It is built on top of the .NET framework and it provides a convenient way to interact with it and many more Windows components like COM or WMI.
It is the swiss knife for every system administrator who wants to automate tasks in a Windows Enviroment.

Why is it used in pentesting?

The usage of powershell has gained popularity in pentesting because of the concept called "Living off the land". What does it mean? Basically it means that if you compromise a system and use built-in tools to exfiltrate informations and compromise other machines in the network it is very hard to detect your malicious activity.
Plus with powershell it is possible to execute code without touching the disk, a big punch in the AV face.

So recalling the classical pentesting cycle:
(Image taken from: https://blog.redcanari.com/2015/10/26/top-5-questions-to-ask-your-next-penetration-tester/)

your powershell activity goes into the post exploitation phase, meaning that you can use it to gather information on the compromised system and help you to compromise more machines in the network.

The script

Fine, enough talk, it's time to code.
For learning purpose I built this script that does a small, but useful thing: After a compromise, look at the ARP table and scan a few ports of each host in order to gain more situational awarness.
This is the full code, we are going to discuss this line-per-line:

Get-NetNeighbor -AddressFamily IPv4 | % {
    foreach($port in $ports) { 
            $socket = new-object System.Net.Sockets.TcpClient($ip, $port);
                "$ip listening to port $port";
  • $ports=(80,445,3389,22,21); Defines what ports to scan.
  • Get-NetNeighbor -AddressFamily IPv4 This cmdlet gets every entry of the ARP table which has an IPv4 address associated at it


  • The pipe (|) has a meaning very close to to the bash's one, but in powershell each cmdlet returns an object not a string printed out on stdout (like bash). We can access the methods and attributes of the returned object.
  • % is a shortcut (an alias in the powershell terminology) that stands for: "iterate for every object", in this case with the pipe we are passing a list of objects associated with ARP entries, so this iterate for every entry.
  • $ip=$_.ipaddress; Saves in a variable the current IP address, the $_ symbol is used to access the current element of the iteration.
  • foreach($port in $ports) { Wow, similar to python, an alternative way to cycle through objects! Quite self explanatory, cycles throug the ports.
  • try We are going to connect to some hosts, if the connection fails it will rise an error and we don't want our script to fail because it finds a closed port!
  • $socket = new-object System.Net.Sockets.TcpClient($ip, $port);Attempts the connection with the tuple (IP, Port)
  • If($socket.Connected){ Checks if the socket is connected
  • "$ip listening to port $port"; $socke.Close() if it is connected, print it and close the socket.

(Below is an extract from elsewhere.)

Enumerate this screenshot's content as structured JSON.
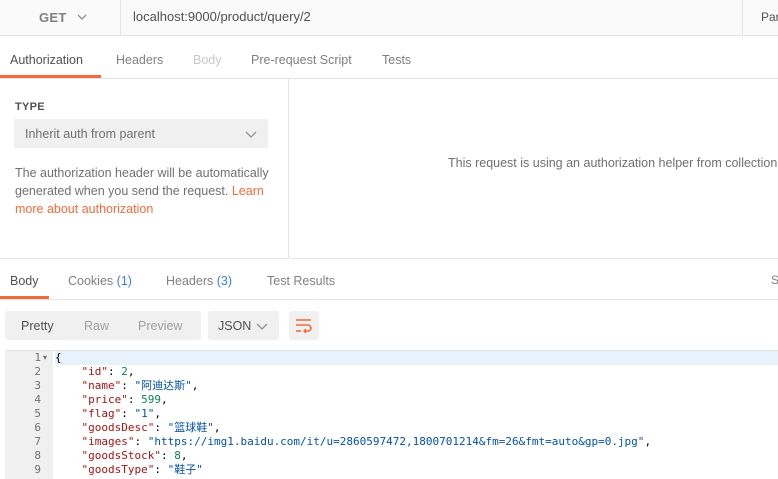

A few lines, but a good starting point for learning this powerful scripting language!
This is the one-liner version of the script:

$ports=(80,445,3389,22,21);Get-NetNeighbor -AddressFamily IPv4 | % { $ip=$_.ipaddress; foreach($port in $ports) { try{$socket = new-object System.Net.Sockets.TcpClient($ip, $port); If($socket.Connected){  "$ip listening to port $port"; $socket.Close()}}catch{}} }

pwn a machine, enter a powershell session and write it into the CLI.


nice and useful, it will become part of my post exploitation scripts!